What did the founding fathers intend by these words from the First Amendment, and how should this amendment be applied to the free exercise of religion today? In School Prayer, Robert Alley examines the history behind the writing of the religionMoreWhat did the founding fathers intend by these words from the First Amendment, and how should this amendment be applied to the free exercise of religion today? In School Prayer, Robert Alley examines the history behind the writing of the religion clauses of the First Amendment, the courts interpretations of these clauses over two centuries, and the debates in Congress over their application, especially as regards prayer in the public schools.Alley begins with an extensive analysis of the writings and actions of James Madison, described as the architect of the religion clauses and the single most important voice for religious liberty in the nations history.
Madison is viewed as a proponent of strict separation between church and state and as opposed to any form of state-sponsored religious establishment. Alley then discusses the history of protestant hegemony in the nineteenth century and the attitude of messianism as reflected in presidential pronouncements on the relation of religion to government.All this is presented as background to the debates in the latter half of our own century over the role of prayer in public schools.

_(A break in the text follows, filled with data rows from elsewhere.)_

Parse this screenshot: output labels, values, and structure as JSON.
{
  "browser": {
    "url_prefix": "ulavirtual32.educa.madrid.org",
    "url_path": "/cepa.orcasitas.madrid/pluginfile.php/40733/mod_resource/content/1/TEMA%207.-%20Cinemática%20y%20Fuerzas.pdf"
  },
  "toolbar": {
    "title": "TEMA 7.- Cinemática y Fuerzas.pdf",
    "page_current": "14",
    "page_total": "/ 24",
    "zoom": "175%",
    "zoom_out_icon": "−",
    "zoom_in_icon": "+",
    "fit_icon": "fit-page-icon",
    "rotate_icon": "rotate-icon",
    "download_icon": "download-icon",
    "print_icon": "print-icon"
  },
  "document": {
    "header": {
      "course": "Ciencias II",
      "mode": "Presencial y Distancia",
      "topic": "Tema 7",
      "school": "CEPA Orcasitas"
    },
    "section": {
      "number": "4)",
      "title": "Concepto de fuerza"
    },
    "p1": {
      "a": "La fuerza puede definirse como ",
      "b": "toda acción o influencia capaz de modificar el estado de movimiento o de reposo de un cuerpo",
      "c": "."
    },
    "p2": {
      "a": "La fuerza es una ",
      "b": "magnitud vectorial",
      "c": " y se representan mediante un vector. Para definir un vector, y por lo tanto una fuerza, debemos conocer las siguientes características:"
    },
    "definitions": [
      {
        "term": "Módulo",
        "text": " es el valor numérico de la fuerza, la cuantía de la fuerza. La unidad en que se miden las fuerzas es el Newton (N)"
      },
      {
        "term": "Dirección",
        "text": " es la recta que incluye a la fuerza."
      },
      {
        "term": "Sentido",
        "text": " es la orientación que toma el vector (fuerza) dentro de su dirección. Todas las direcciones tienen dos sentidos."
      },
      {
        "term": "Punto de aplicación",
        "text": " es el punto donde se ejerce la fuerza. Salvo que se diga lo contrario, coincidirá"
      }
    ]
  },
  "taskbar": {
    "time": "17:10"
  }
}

Alley reviews some thirty years of congressional testimony and key Supreme Court decisions. He gives special attention to the highly controversial Engle v. White decision in 1962, which banned the recitation of a prayer composed by the New York State Board of Regents in public schools. This decision unleashed a storm of protests, which has continued to this day and has given rise to numerous congressional proposals to amend or overturn the Courts ruling.
Extensive selections from the arguments on both sides of the controversy afford the reader a firsthand look into the many deliberations surrounding this sensitive and timely matter.